plot3d([F,G,H],0..Pi,0..2*Pi,style=PATCH,scaling=CONSTRAINED);

(we could have performed the entire feat in one statement):

>plot3d([sin(u)*cos(v), sin(u)*sin(v),cos(u)],u=0..Pi,v=0..2*Pi,style=PATCH,scaling=CONSTRAINED);

Saving and Printing Plots

As you have probably seen by now, the prefered method for displaying graphics is through an X-window session. But this does not mean that one cannot generate great looking plots via a text-only session. It just takes a little planning.

First off, you need to define your output
style. Usually, this will be a
postscript® file. Next, you will need to
define the output file name. The
`interface`

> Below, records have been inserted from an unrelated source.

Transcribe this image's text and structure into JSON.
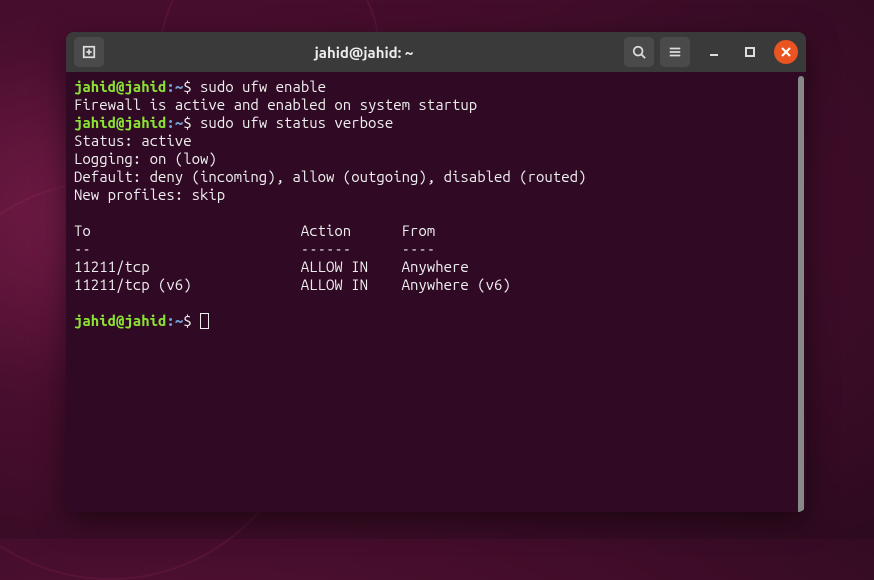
{
  "window": {
    "title": "jahid@jahid: ~"
  },
  "prompt": {
    "user": "jahid@jahid",
    "sep": ":",
    "path": "~",
    "sym": "$"
  },
  "lines": {
    "cmd1": "sudo ufw enable",
    "out1": "Firewall is active and enabled on system startup",
    "cmd2": "sudo ufw status verbose",
    "out2": "Status: active",
    "out3": "Logging: on (low)",
    "out4": "Default: deny (incoming), allow (outgoing), disabled (routed)",
    "out5": "New profiles: skip",
    "blank": "",
    "hdr": "To                         Action      From",
    "sep": "--                         ------      ----",
    "row1": "11211/tcp                  ALLOW IN    Anywhere",
    "row2": "11211/tcp (v6)             ALLOW IN    Anywhere (v6)"
  }
}
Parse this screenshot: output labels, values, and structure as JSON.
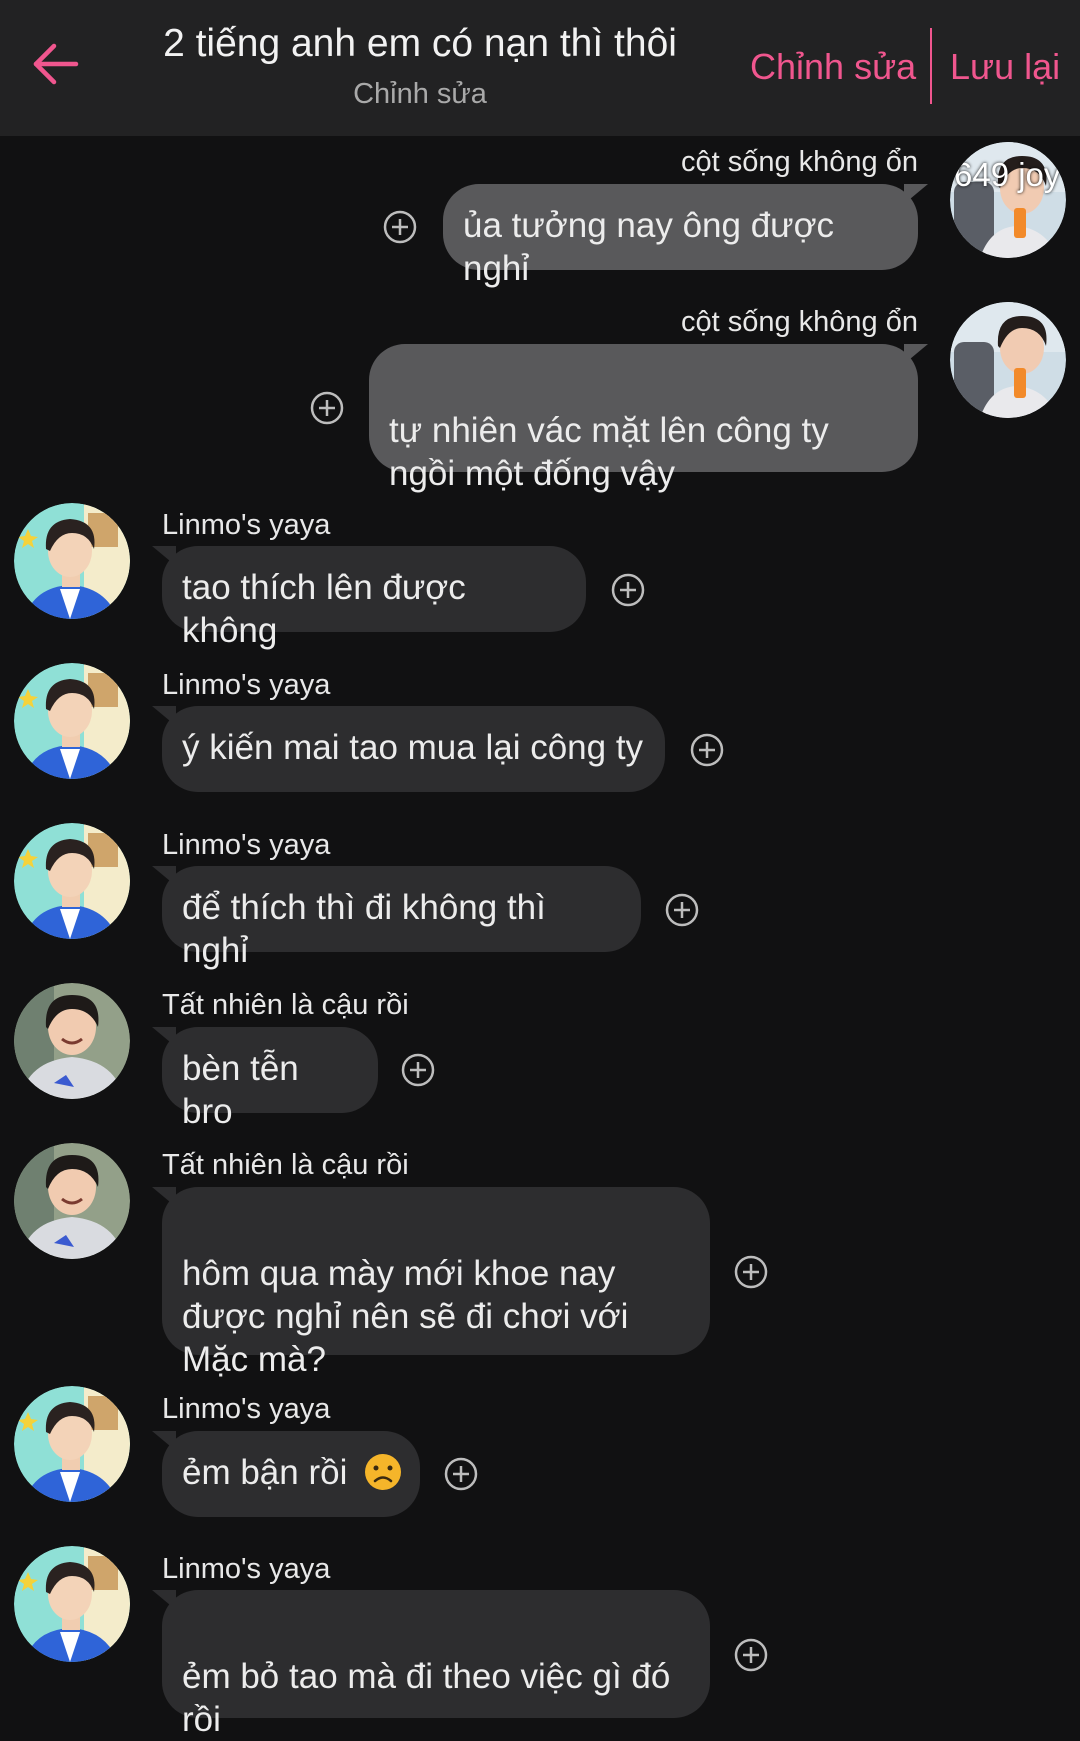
{
  "header": {
    "title": "2 tiếng anh em có nạn thì thôi",
    "subtitle": "Chỉnh sửa",
    "edit_label": "Chỉnh sửa",
    "save_label": "Lưu lại",
    "accent_color": "#f0568e"
  },
  "messages": [
    {
      "sender": "cột sống không ổn",
      "text": "ủa tưởng nay ông được nghỉ",
      "avatar_label": "649 joy",
      "direction": "out"
    },
    {
      "sender": "cột sống không ổn",
      "text": "tự nhiên vác mặt lên công ty\nngồi một đống vậy",
      "direction": "out"
    },
    {
      "sender": "Linmo's yaya",
      "text": "tao thích lên được không",
      "direction": "in"
    },
    {
      "sender": "Linmo's yaya",
      "text": "ý kiến mai tao mua lại công ty",
      "direction": "in"
    },
    {
      "sender": "Linmo's yaya",
      "text": "để thích thì đi không thì nghỉ",
      "direction": "in"
    },
    {
      "sender": "Tất nhiên là cậu rồi",
      "text": "bèn tễn bro",
      "direction": "in"
    },
    {
      "sender": "Tất nhiên là cậu rồi",
      "text": "hôm qua mày mới khoe nay\nđược nghỉ nên sẽ đi chơi với\nMặc mà?",
      "direction": "in"
    },
    {
      "sender": "Linmo's yaya",
      "text": "ẻm bận rồi",
      "emoji": "sad-face",
      "direction": "in"
    },
    {
      "sender": "Linmo's yaya",
      "text": "ẻm bỏ tao mà đi theo việc gì đó\nrồi",
      "direction": "in"
    }
  ]
}
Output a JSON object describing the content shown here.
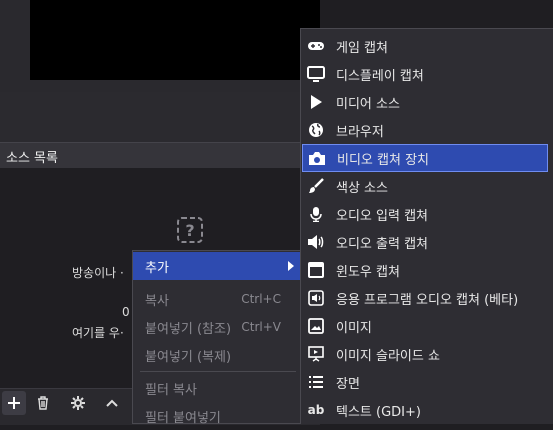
{
  "dock": {
    "title": "소스 목록",
    "empty_line1": "방송이나 ·",
    "empty_line2": "0",
    "empty_line3": "여기를 우·"
  },
  "context_menu": {
    "add": "추가",
    "copy": "복사",
    "copy_shortcut": "Ctrl+C",
    "paste_ref": "붙여넣기 (참조)",
    "paste_ref_shortcut": "Ctrl+V",
    "paste_dup": "붙여넣기 (복제)",
    "copy_filter": "필터 복사",
    "paste_filter": "필터 붙여넣기"
  },
  "add_submenu": {
    "items": [
      {
        "label": "게임 캡쳐",
        "icon": "gamepad-icon"
      },
      {
        "label": "디스플레이 캡쳐",
        "icon": "monitor-icon"
      },
      {
        "label": "미디어 소스",
        "icon": "play-icon"
      },
      {
        "label": "브라우저",
        "icon": "globe-icon"
      },
      {
        "label": "비디오 캡쳐 장치",
        "icon": "camera-icon"
      },
      {
        "label": "색상 소스",
        "icon": "brush-icon"
      },
      {
        "label": "오디오 입력 캡쳐",
        "icon": "microphone-icon"
      },
      {
        "label": "오디오 출력 캡쳐",
        "icon": "speaker-icon"
      },
      {
        "label": "윈도우 캡쳐",
        "icon": "window-icon"
      },
      {
        "label": "응용 프로그램 오디오 캡쳐 (베타)",
        "icon": "app-audio-icon"
      },
      {
        "label": "이미지",
        "icon": "image-icon"
      },
      {
        "label": "이미지 슬라이드 쇼",
        "icon": "slideshow-icon"
      },
      {
        "label": "장면",
        "icon": "list-icon"
      },
      {
        "label": "텍스트 (GDI+)",
        "icon": "text-icon"
      }
    ],
    "text_icon_glyph": "ab"
  },
  "colors": {
    "highlight": "#2e4bb0",
    "menu_bg": "#2e2d33",
    "panel_bg": "#1f1e22"
  }
}
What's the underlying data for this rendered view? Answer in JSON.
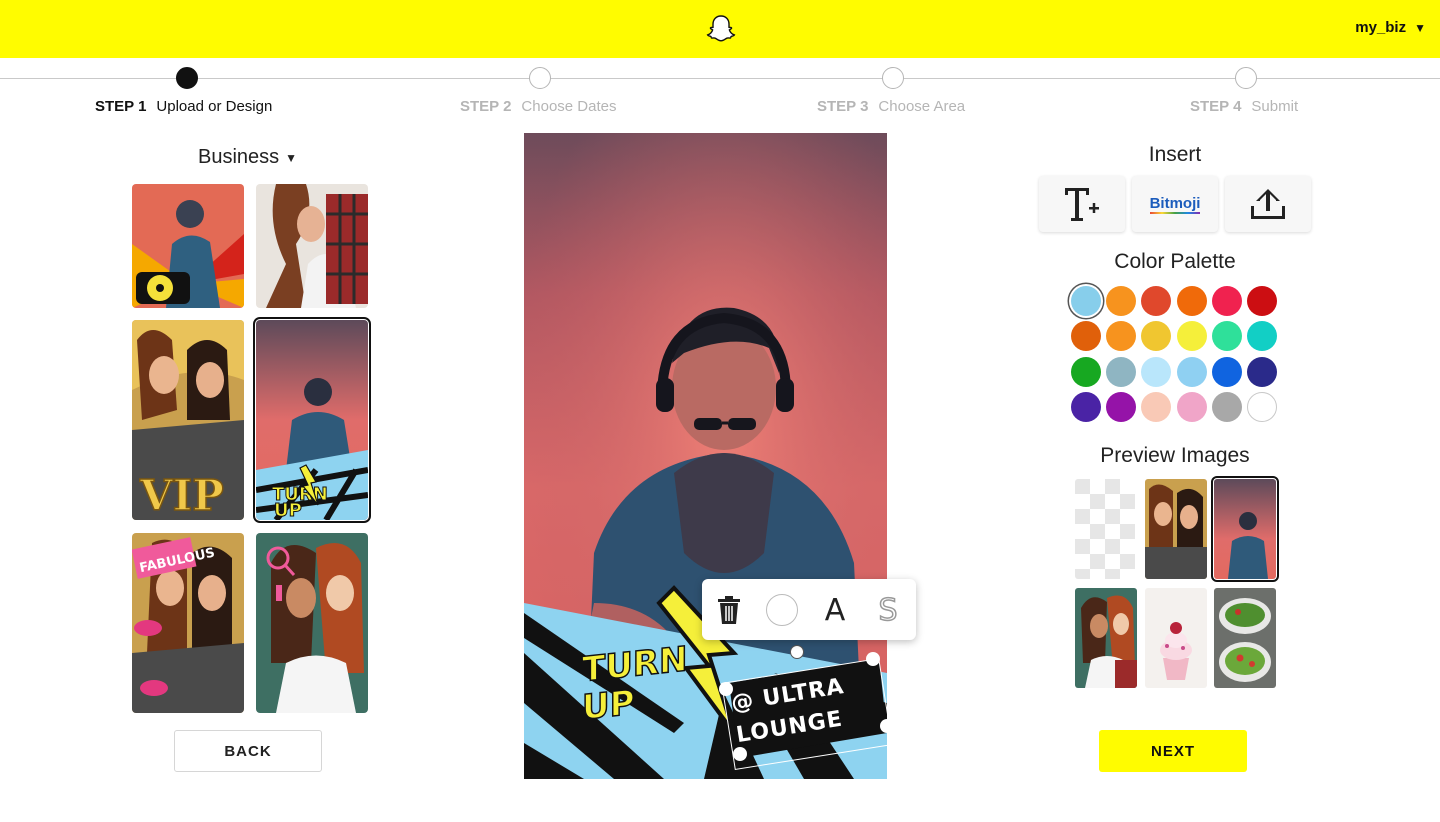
{
  "header": {
    "account_name": "my_biz",
    "brand_color": "#fffc00"
  },
  "steps": [
    {
      "number": "STEP 1",
      "label": "Upload or Design",
      "active": true
    },
    {
      "number": "STEP 2",
      "label": "Choose Dates",
      "active": false
    },
    {
      "number": "STEP 3",
      "label": "Choose Area",
      "active": false
    },
    {
      "number": "STEP 4",
      "label": "Submit",
      "active": false
    }
  ],
  "templates": {
    "category": "Business",
    "items": [
      {
        "name": "dj-turntable-template",
        "selected": false
      },
      {
        "name": "friends-plaid-template",
        "selected": false
      },
      {
        "name": "vip-template",
        "selected": false
      },
      {
        "name": "turn-up-template",
        "selected": true
      },
      {
        "name": "fabulous-template",
        "selected": false
      },
      {
        "name": "makeup-template",
        "selected": false
      }
    ]
  },
  "buttons": {
    "back": "BACK",
    "next": "NEXT"
  },
  "canvas": {
    "sticker_text": "TURN UP",
    "caption_text": "@ ULTRA LOUNGE"
  },
  "text_toolbar": {
    "font_letter": "A",
    "stroke_letter": "S",
    "icons": [
      "trash-icon",
      "color-circle-icon",
      "font-icon",
      "stroke-icon"
    ]
  },
  "insert": {
    "title": "Insert",
    "bitmoji_label": "Bitmoji",
    "icons": [
      "add-text-icon",
      "bitmoji-icon",
      "upload-icon"
    ]
  },
  "palette": {
    "title": "Color Palette",
    "selected_index": 0,
    "colors": [
      "#87ceeb",
      "#f7931e",
      "#e0482c",
      "#f06a0a",
      "#f0224f",
      "#cc0e12",
      "#e0600a",
      "#f7931e",
      "#f0c630",
      "#f5ef3a",
      "#2fe09a",
      "#12cfc5",
      "#17a821",
      "#8fb5c2",
      "#b9e6fb",
      "#8fd0f2",
      "#1064e0",
      "#2a2a8a",
      "#4a23a5",
      "#9513a8",
      "#f9c9b6",
      "#f0a5c8",
      "#a8a8a8",
      "#ffffff"
    ]
  },
  "preview_images": {
    "title": "Preview Images",
    "items": [
      {
        "name": "transparent-preview",
        "selected": false
      },
      {
        "name": "friends-preview",
        "selected": false
      },
      {
        "name": "dj-preview",
        "selected": true
      },
      {
        "name": "two-friends-preview",
        "selected": false
      },
      {
        "name": "cupcake-preview",
        "selected": false
      },
      {
        "name": "salad-preview",
        "selected": false
      }
    ]
  }
}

command is used to set
both of these paramaters:

>interface(plotdevice=postscript,plotoutput=myfile.ps);

Now, when you plot the graph, the output will go directly to the file. If you are ready to plot a second graph, be sure to specify a new file name:

>interface(plotoutput=myfile2.ps);

If you use the X-Windows Maple interface there
is a pulldown menu that you can take advantage
of. Under **File** there is a second menu
called** Printing**. This menu gives you
the option of saving your plot in a variety of
formats including postscript® (both color
and grey-scale), plotter formats, and GIF. Be
sure to check what your output looks like with
`xv`

.

This page Maintained by Dale H. Leschnitzer

Last Modified Monday, November 4, 1996

**L O S A L A M O S N A T I O N A L L A B O R A T O R Y***Operated by the University of California for the U.S. Department of Energy*